> _Your task_
Any images in the material are to be dropped while every line is retyped exactly.

> _The input_
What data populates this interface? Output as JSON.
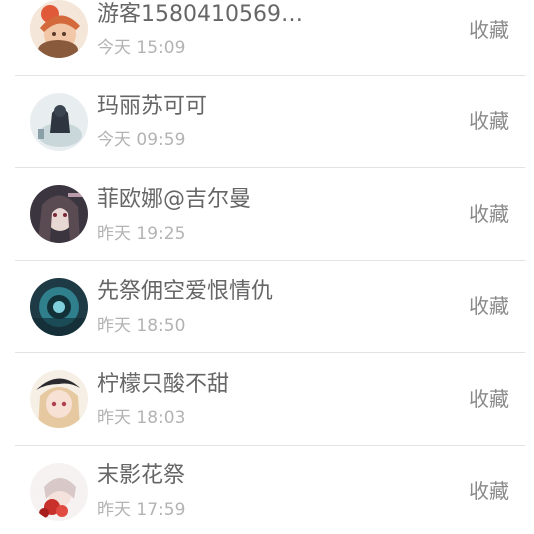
{
  "items": [
    {
      "name": "游客1580410569…",
      "time": "今天 15:09",
      "action": "收藏",
      "avatar_icon": "avatar-anime-girl-hat-icon",
      "accent": "#e8a080"
    },
    {
      "name": "玛丽苏可可",
      "time": "今天 09:59",
      "action": "收藏",
      "avatar_icon": "avatar-dark-figure-icon",
      "accent": "#3a4450"
    },
    {
      "name": "菲欧娜@吉尔曼",
      "time": "昨天 19:25",
      "action": "收藏",
      "avatar_icon": "avatar-gothic-girl-icon",
      "accent": "#5a4a52"
    },
    {
      "name": "先祭佣空爱恨情仇",
      "time": "昨天 18:50",
      "action": "收藏",
      "avatar_icon": "avatar-teal-emblem-icon",
      "accent": "#2f7f8c"
    },
    {
      "name": "柠檬只酸不甜",
      "time": "昨天 18:03",
      "action": "收藏",
      "avatar_icon": "avatar-blonde-girl-beret-icon",
      "accent": "#e6c9a0"
    },
    {
      "name": "末影花祭",
      "time": "昨天 17:59",
      "action": "收藏",
      "avatar_icon": "avatar-red-flower-girl-icon",
      "accent": "#c8302c"
    }
  ]
}
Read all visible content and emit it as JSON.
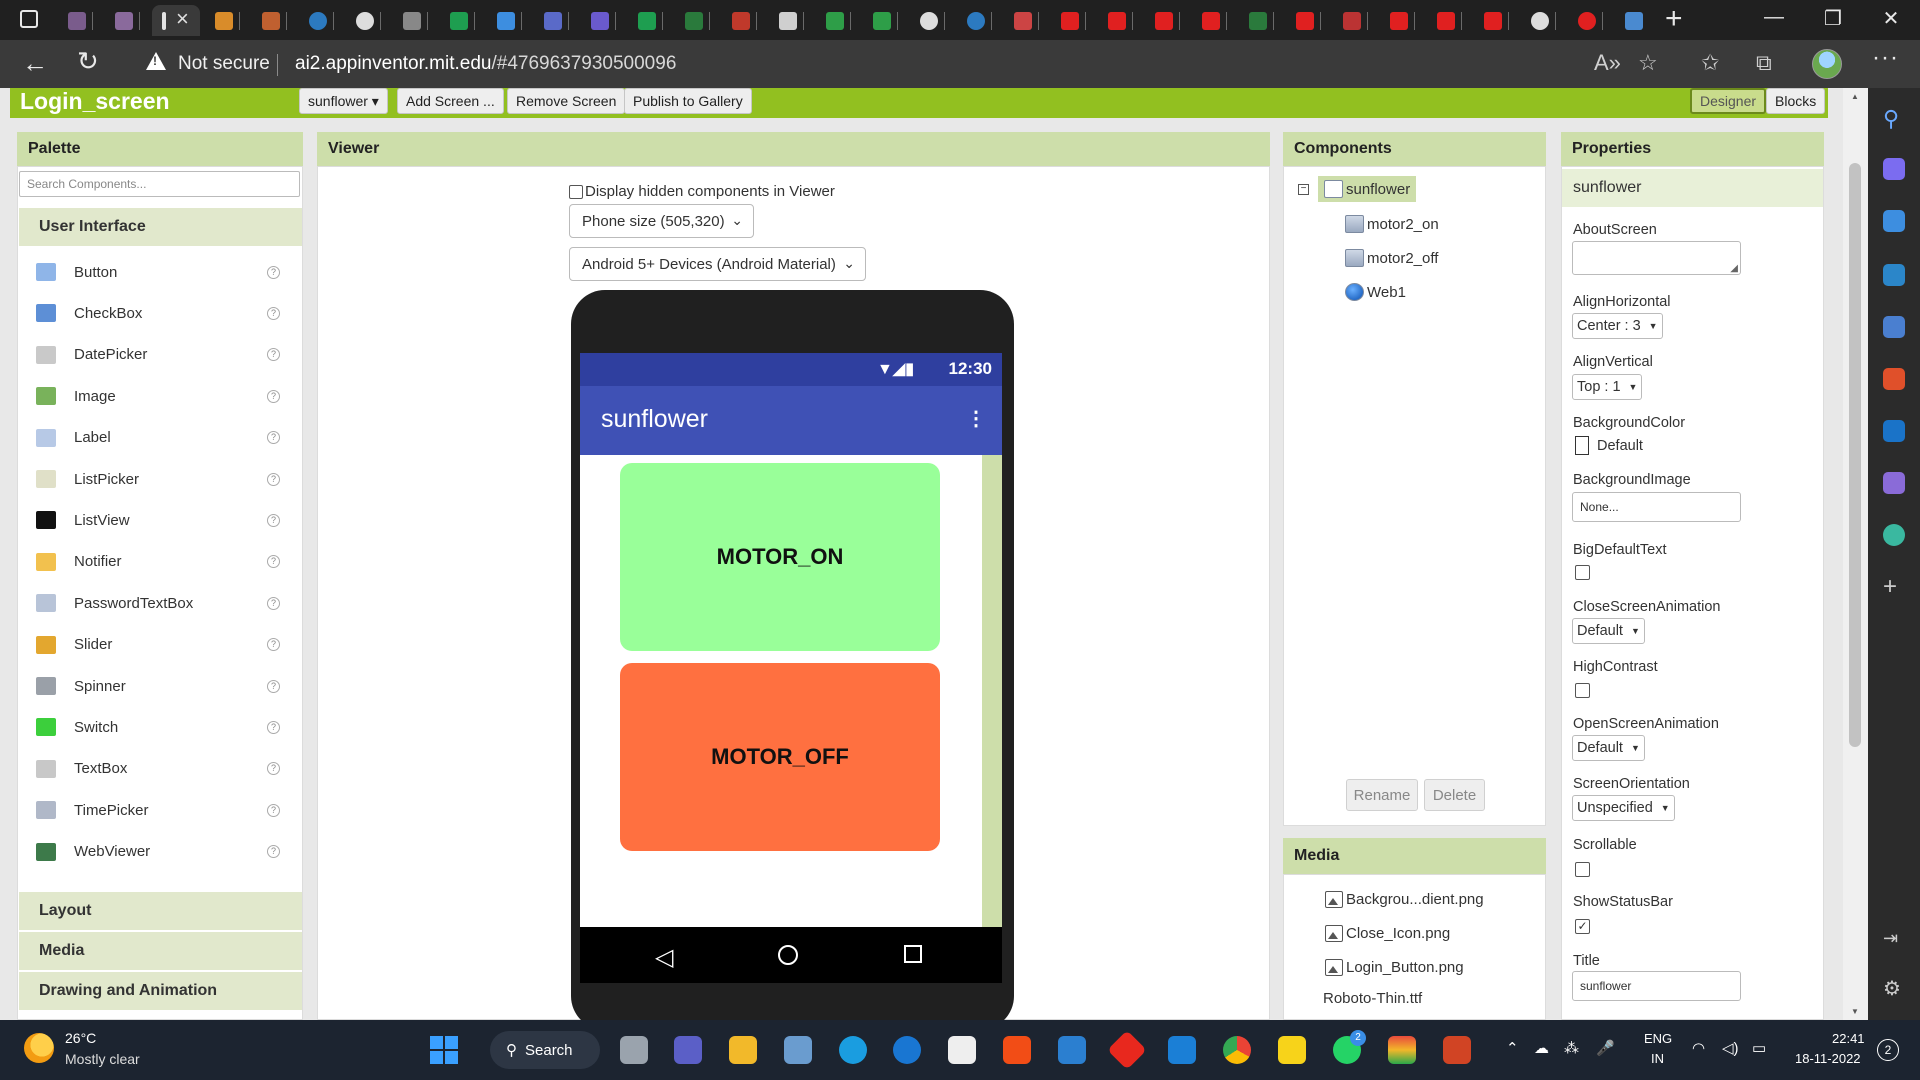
{
  "browser": {
    "url_prefix": "ai2.appinventor.mit.edu",
    "url_suffix": "/#4769637930500096",
    "security_label": "Not secure"
  },
  "header": {
    "screen_name": "Login_screen",
    "screen_dropdown": "sunflower ▾",
    "add_screen": "Add Screen ...",
    "remove_screen": "Remove Screen",
    "publish": "Publish to Gallery",
    "designer": "Designer",
    "blocks": "Blocks"
  },
  "palette": {
    "title": "Palette",
    "search_placeholder": "Search Components...",
    "category_user_interface": "User Interface",
    "items": [
      {
        "label": "Button",
        "icon": "button-icon",
        "color": "#8fb5e8"
      },
      {
        "label": "CheckBox",
        "icon": "checkbox-icon",
        "color": "#5d8fd6"
      },
      {
        "label": "DatePicker",
        "icon": "datepicker-icon",
        "color": "#c9c9c9"
      },
      {
        "label": "Image",
        "icon": "image-icon",
        "color": "#79b25b"
      },
      {
        "label": "Label",
        "icon": "label-icon",
        "color": "#b7c9e6"
      },
      {
        "label": "ListPicker",
        "icon": "listpicker-icon",
        "color": "#e0e0c8"
      },
      {
        "label": "ListView",
        "icon": "listview-icon",
        "color": "#111111"
      },
      {
        "label": "Notifier",
        "icon": "notifier-icon",
        "color": "#f2c14e"
      },
      {
        "label": "PasswordTextBox",
        "icon": "passwordtextbox-icon",
        "color": "#b8c4d8"
      },
      {
        "label": "Slider",
        "icon": "slider-icon",
        "color": "#e3a72f"
      },
      {
        "label": "Spinner",
        "icon": "spinner-icon",
        "color": "#9aa0a8"
      },
      {
        "label": "Switch",
        "icon": "switch-icon",
        "color": "#3ccf3c"
      },
      {
        "label": "TextBox",
        "icon": "textbox-icon",
        "color": "#c8c8c8"
      },
      {
        "label": "TimePicker",
        "icon": "timepicker-icon",
        "color": "#b0b8c8"
      },
      {
        "label": "WebViewer",
        "icon": "webviewer-icon",
        "color": "#3d7a4a"
      }
    ],
    "categories": [
      "Layout",
      "Media",
      "Drawing and Animation"
    ]
  },
  "viewer": {
    "title": "Viewer",
    "display_hidden": "Display hidden components in Viewer",
    "phone_size": "Phone size (505,320)",
    "theme": "Android 5+ Devices (Android Material)",
    "status_time": "12:30",
    "app_title": "sunflower",
    "motor_on": "MOTOR_ON",
    "motor_off": "MOTOR_OFF",
    "motor_on_color": "#99ff99",
    "motor_off_color": "#ff7040"
  },
  "components": {
    "title": "Components",
    "root": "sunflower",
    "items": [
      "motor2_on",
      "motor2_off",
      "Web1"
    ],
    "rename": "Rename",
    "delete": "Delete"
  },
  "media": {
    "title": "Media",
    "files": [
      "Backgrou...dient.png",
      "Close_Icon.png",
      "Login_Button.png",
      "Roboto-Thin.ttf"
    ]
  },
  "properties": {
    "title": "Properties",
    "component": "sunflower",
    "about_screen_label": "AboutScreen",
    "align_h_label": "AlignHorizontal",
    "align_h_value": "Center : 3",
    "align_v_label": "AlignVertical",
    "align_v_value": "Top : 1",
    "bg_color_label": "BackgroundColor",
    "bg_color_value": "Default",
    "bg_image_label": "BackgroundImage",
    "bg_image_value": "None...",
    "big_text_label": "BigDefaultText",
    "close_anim_label": "CloseScreenAnimation",
    "close_anim_value": "Default",
    "high_contrast_label": "HighContrast",
    "open_anim_label": "OpenScreenAnimation",
    "open_anim_value": "Default",
    "orientation_label": "ScreenOrientation",
    "orientation_value": "Unspecified",
    "scrollable_label": "Scrollable",
    "show_status_label": "ShowStatusBar",
    "title_label": "Title",
    "title_value": "sunflower"
  },
  "taskbar": {
    "temperature": "26°C",
    "weather": "Mostly clear",
    "search": "Search",
    "lang1": "ENG",
    "lang2": "IN",
    "time": "22:41",
    "date": "18-11-2022",
    "notifications": "2",
    "whatsapp_badge": "2"
  }
}
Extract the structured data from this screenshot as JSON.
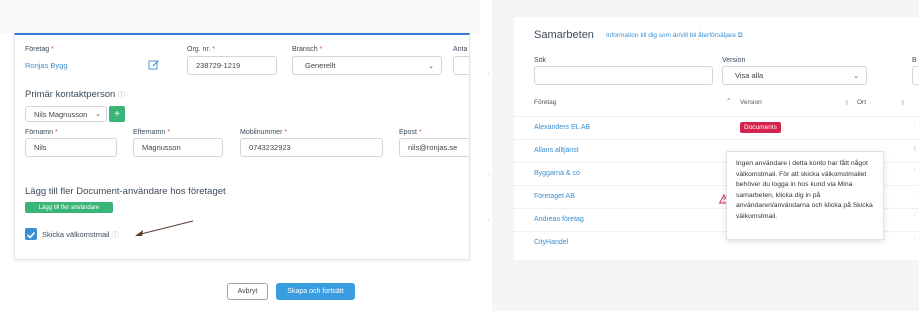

> _Answer to this problem_
What data populates this interface? Output as JSON.
{
  "items": [
    {
      "name": "游客1580410569…",
      "time": "今天 15:09",
      "action": "收藏",
      "avatar_icon": "avatar-anime-girl-hat-icon",
      "accent": "#e8a080"
    },
    {
      "name": "玛丽苏可可",
      "time": "今天 09:59",
      "action": "收藏",
      "avatar_icon": "avatar-dark-figure-icon",
      "accent": "#3a4450"
    },
    {
      "name": "菲欧娜@吉尔曼",
      "time": "昨天 19:25",
      "action": "收藏",
      "avatar_icon": "avatar-gothic-girl-icon",
      "accent": "#5a4a52"
    },
    {
      "name": "先祭佣空爱恨情仇",
      "time": "昨天 18:50",
      "action": "收藏",
      "avatar_icon": "avatar-teal-emblem-icon",
      "accent": "#2f7f8c"
    },
    {
      "name": "柠檬只酸不甜",
      "time": "昨天 18:03",
      "action": "收藏",
      "avatar_icon": "avatar-blonde-girl-beret-icon",
      "accent": "#e6c9a0"
    },
    {
      "name": "末影花祭",
      "time": "昨天 17:59",
      "action": "收藏",
      "avatar_icon": "avatar-red-flower-girl-icon",
      "accent": "#c8302c"
    }
  ]
}
Read all visible content and emit it as JSON.
{
  "browser": {
    "url_prefix": "ai2.appinventor.mit.edu",
    "url_suffix": "/#4769637930500096",
    "security_label": "Not secure"
  },
  "header": {
    "screen_name": "Login_screen",
    "screen_dropdown": "sunflower ▾",
    "add_screen": "Add Screen ...",
    "remove_screen": "Remove Screen",
    "publish": "Publish to Gallery",
    "designer": "Designer",
    "blocks": "Blocks"
  },
  "palette": {
    "title": "Palette",
    "search_placeholder": "Search Components...",
    "category_user_interface": "User Interface",
    "items": [
      {
        "label": "Button",
        "icon": "button-icon",
        "color": "#8fb5e8"
      },
      {
        "label": "CheckBox",
        "icon": "checkbox-icon",
        "color": "#5d8fd6"
      },
      {
        "label": "DatePicker",
        "icon": "datepicker-icon",
        "color": "#c9c9c9"
      },
      {
        "label": "Image",
        "icon": "image-icon",
        "color": "#79b25b"
      },
      {
        "label": "Label",
        "icon": "label-icon",
        "color": "#b7c9e6"
      },
      {
        "label": "ListPicker",
        "icon": "listpicker-icon",
        "color": "#e0e0c8"
      },
      {
        "label": "ListView",
        "icon": "listview-icon",
        "color": "#111111"
      },
      {
        "label": "Notifier",
        "icon": "notifier-icon",
        "color": "#f2c14e"
      },
      {
        "label": "PasswordTextBox",
        "icon": "passwordtextbox-icon",
        "color": "#b8c4d8"
      },
      {
        "label": "Slider",
        "icon": "slider-icon",
        "color": "#e3a72f"
      },
      {
        "label": "Spinner",
        "icon": "spinner-icon",
        "color": "#9aa0a8"
      },
      {
        "label": "Switch",
        "icon": "switch-icon",
        "color": "#3ccf3c"
      },
      {
        "label": "TextBox",
        "icon": "textbox-icon",
        "color": "#c8c8c8"
      },
      {
        "label": "TimePicker",
        "icon": "timepicker-icon",
        "color": "#b0b8c8"
      },
      {
        "label": "WebViewer",
        "icon": "webviewer-icon",
        "color": "#3d7a4a"
      }
    ],
    "categories": [
      "Layout",
      "Media",
      "Drawing and Animation"
    ]
  },
  "viewer": {
    "title": "Viewer",
    "display_hidden": "Display hidden components in Viewer",
    "phone_size": "Phone size (505,320)",
    "theme": "Android 5+ Devices (Android Material)",
    "status_time": "12:30",
    "app_title": "sunflower",
    "motor_on": "MOTOR_ON",
    "motor_off": "MOTOR_OFF",
    "motor_on_color": "#99ff99",
    "motor_off_color": "#ff7040"
  },
  "components": {
    "title": "Components",
    "root": "sunflower",
    "items": [
      "motor2_on",
      "motor2_off",
      "Web1"
    ],
    "rename": "Rename",
    "delete": "Delete"
  },
  "media": {
    "title": "Media",
    "files": [
      "Backgrou...dient.png",
      "Close_Icon.png",
      "Login_Button.png",
      "Roboto-Thin.ttf"
    ]
  },
  "properties": {
    "title": "Properties",
    "component": "sunflower",
    "about_screen_label": "AboutScreen",
    "align_h_label": "AlignHorizontal",
    "align_h_value": "Center : 3",
    "align_v_label": "AlignVertical",
    "align_v_value": "Top : 1",
    "bg_color_label": "BackgroundColor",
    "bg_color_value": "Default",
    "bg_image_label": "BackgroundImage",
    "bg_image_value": "None...",
    "big_text_label": "BigDefaultText",
    "close_anim_label": "CloseScreenAnimation",
    "close_anim_value": "Default",
    "high_contrast_label": "HighContrast",
    "open_anim_label": "OpenScreenAnimation",
    "open_anim_value": "Default",
    "orientation_label": "ScreenOrientation",
    "orientation_value": "Unspecified",
    "scrollable_label": "Scrollable",
    "show_status_label": "ShowStatusBar",
    "title_label": "Title",
    "title_value": "sunflower"
  },
  "taskbar": {
    "temperature": "26°C",
    "weather": "Mostly clear",
    "search": "Search",
    "lang1": "ENG",
    "lang2": "IN",
    "time": "22:41",
    "date": "18-11-2022",
    "notifications": "2",
    "whatsapp_badge": "2"
  }
}
Extract the structured data from this screenshot as JSON.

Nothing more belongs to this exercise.